Josh:               When we were learning Elixir earlier, I guess earlier this year still, you did a blog post or two about some just beginner Elixir topics that just came out of your, as a beginner, learning the language and learning how it does things differently and that sort of thing.

Josh:               I thought those turned out really well. But I think the difference there is that you are actually diving into a topic. You had been working with it for a couple of months and you were actually, you were just in the process of learning it and happened to have, happened to see things that you didn't understand as a beginner. But I think in that case, there's a good chance that a lot of other people that are just beginning would benefit from that. If it's actually trying to understand how a concept works or something versus a tutorial.

Starr:              Yeah I could see you being able to put out a bunch of content if the sort of premise was that, "Okay, I don't know Elixir. I'm going to learn Elixir and just write about everything." Which is how a lot of developer blogs work.

Josh:               I think that works really well if you happen to be learning a new language or something new for a long period of time. I don't know if it's sustainable as an approach to just go and produce content, just go learn an entirely new career as a developer and then use that as your jumping off point to write about. But...

Starr:              Well, I mean if we wanted a ton of content about Elixir then it might be a good idea. Frankly, a lot of our stuff is ... We still write a lot of stuff about Ruby people and that's still primarily our main audience. Even if our blog posts cover things other than Ruby, I don't know, at this point there's not much in Ruby that is super surprising and new to me. Although there's still a couple things. Ruby, it's the gift that keeps on giving.

Josh:               As they continue to develop it there'll be hopefully some big new things to talk about.

Starr:              Oh yeah. But then everybody's going to be talking about that.

Josh:               Yeah, that's true.

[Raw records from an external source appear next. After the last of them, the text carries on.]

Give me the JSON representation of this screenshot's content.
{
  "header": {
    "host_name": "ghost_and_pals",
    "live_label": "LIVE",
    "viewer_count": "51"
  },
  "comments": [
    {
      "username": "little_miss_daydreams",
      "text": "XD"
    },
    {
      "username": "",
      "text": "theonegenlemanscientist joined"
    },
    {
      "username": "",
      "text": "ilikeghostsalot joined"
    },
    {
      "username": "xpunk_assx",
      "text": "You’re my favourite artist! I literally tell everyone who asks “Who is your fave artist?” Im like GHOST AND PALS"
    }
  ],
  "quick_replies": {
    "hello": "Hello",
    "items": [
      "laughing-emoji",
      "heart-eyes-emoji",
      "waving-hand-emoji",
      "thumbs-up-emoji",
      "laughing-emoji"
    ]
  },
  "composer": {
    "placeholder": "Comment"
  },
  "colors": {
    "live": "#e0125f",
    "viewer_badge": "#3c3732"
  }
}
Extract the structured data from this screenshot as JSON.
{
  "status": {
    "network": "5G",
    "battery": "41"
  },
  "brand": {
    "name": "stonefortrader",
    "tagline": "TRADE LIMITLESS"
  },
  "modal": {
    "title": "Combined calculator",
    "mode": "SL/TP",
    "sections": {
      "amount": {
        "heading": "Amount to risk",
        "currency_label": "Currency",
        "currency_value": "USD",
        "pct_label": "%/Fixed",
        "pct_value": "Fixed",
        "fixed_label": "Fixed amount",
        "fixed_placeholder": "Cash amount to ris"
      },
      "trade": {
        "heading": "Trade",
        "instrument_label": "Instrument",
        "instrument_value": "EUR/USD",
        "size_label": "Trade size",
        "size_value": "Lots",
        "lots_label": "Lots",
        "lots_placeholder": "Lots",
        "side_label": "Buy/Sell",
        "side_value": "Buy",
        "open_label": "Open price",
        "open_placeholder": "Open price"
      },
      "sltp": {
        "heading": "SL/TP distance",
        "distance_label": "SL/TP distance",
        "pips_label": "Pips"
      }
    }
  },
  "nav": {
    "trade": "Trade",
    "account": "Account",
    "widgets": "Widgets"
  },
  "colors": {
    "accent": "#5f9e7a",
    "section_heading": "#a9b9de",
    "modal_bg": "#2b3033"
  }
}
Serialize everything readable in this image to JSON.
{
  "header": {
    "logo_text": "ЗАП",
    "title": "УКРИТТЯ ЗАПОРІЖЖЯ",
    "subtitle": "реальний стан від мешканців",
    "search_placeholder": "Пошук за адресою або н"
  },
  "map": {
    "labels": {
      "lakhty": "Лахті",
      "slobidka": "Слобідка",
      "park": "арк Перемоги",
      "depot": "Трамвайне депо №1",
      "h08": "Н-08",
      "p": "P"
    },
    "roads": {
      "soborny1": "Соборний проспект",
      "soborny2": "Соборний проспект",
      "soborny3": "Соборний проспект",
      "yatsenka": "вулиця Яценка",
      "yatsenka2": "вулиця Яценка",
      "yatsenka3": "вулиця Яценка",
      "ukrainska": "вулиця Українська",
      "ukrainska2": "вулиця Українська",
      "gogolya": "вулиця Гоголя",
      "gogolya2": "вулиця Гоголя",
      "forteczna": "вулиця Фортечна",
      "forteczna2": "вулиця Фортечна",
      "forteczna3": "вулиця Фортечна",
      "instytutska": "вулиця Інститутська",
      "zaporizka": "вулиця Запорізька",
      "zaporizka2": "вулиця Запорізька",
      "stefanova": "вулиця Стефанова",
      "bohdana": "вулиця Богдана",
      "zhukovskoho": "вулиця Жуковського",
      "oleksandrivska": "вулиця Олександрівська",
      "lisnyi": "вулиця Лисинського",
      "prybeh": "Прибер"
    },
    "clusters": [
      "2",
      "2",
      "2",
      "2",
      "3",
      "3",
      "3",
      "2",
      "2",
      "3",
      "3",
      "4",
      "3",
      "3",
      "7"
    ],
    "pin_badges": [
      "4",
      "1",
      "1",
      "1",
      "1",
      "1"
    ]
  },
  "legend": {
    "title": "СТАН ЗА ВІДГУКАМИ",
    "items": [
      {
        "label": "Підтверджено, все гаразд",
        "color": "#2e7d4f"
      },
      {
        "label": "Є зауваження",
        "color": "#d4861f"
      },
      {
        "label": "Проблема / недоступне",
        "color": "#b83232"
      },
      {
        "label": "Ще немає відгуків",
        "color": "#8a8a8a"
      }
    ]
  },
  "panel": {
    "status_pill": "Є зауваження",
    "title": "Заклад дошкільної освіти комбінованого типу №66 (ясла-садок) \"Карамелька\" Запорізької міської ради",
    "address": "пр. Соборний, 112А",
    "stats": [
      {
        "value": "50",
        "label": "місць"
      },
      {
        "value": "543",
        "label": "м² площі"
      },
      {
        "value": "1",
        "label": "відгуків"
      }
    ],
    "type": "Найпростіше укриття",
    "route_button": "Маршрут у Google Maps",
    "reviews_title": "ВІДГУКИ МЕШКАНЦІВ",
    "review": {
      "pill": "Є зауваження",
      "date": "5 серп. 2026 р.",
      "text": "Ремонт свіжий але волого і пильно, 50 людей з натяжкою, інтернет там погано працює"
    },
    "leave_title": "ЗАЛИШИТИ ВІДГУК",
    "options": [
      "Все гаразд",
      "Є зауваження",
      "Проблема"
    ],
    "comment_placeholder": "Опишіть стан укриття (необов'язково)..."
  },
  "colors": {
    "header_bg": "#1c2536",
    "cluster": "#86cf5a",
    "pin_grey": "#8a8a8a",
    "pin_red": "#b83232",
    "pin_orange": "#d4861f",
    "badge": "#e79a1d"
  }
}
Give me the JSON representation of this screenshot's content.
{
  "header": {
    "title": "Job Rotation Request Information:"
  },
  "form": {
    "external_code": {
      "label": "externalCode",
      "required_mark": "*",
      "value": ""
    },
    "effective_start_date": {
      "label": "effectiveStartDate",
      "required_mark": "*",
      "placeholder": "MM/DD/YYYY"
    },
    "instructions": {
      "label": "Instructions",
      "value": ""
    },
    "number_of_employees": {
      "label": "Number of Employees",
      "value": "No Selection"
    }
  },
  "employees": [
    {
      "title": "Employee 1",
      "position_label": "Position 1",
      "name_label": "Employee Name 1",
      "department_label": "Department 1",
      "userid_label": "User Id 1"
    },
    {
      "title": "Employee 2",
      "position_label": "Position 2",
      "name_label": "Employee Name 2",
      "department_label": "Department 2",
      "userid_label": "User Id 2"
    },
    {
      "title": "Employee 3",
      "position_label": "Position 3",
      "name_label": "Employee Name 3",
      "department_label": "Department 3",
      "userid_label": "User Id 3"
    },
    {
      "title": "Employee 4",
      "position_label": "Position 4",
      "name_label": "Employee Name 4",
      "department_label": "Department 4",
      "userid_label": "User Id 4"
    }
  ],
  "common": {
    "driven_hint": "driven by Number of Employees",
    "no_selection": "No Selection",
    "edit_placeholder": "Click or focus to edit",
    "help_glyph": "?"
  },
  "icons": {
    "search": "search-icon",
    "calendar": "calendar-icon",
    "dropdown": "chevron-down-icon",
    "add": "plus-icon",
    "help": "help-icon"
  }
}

Starr:              So you're going to be writing more emails soon, you said?

Josh:               I would like to. Yeah. So I've been trying to figure that out. How do I pace that writing, assuming that I'm going to be jumping between different things that I do? Because I still do development. I still do. I still want to write. I want to do a little marketing, that sort of thing. And all of those things are, they are very mentally exhausting for me. So I have a certain amount of mental resources that I have each day to invest in something. And if I'm investing at all in developing or development or whatever, it's probably going to be at least a couple, a week or two of unwinding from that before I can get into a mode of actually thinking and writing. I'm not sure what I'm going to do, but I might do similar to what you're doing where I just kind of take weeks or months where I focus on a specific area so that I can actually go deep on those things and get fully into that frame of mind.

Starr:              Yeah. This is one of the less fun aspects of having a really small company because you end up wearing so many hats that it's sort of a game of whack-a-mole. You can focus on your code, but then while you're not doing the blog, it's going to take you awhile to get used to doing the blog again. But no more. No more. We are professionals now. We're a professional business organization that hires people to do business activities.

Starr:              Well, do you have anything more to say or should we wrap this one up? It can be a little short episode since it's just us.

Josh:               Oh yeah. I think we can keep it short. Short chat.

Josh:               And then Ben will be back next week and ...

Starr:              That sounds good. Maybe we can have special branding for this and be FounderQuest Fireside Chats.

Josh:               I like that. Next time we'll have to have our apple cider ready and we'll do that.

Starr:              All right. Well, I will go start mulling that, I guess. I guess I better go plant an apple tree now.

Josh:               You have a lot of things to mull over.

Starr:              I do.

What is FounderQuest?

Developers building a software business on our own terms.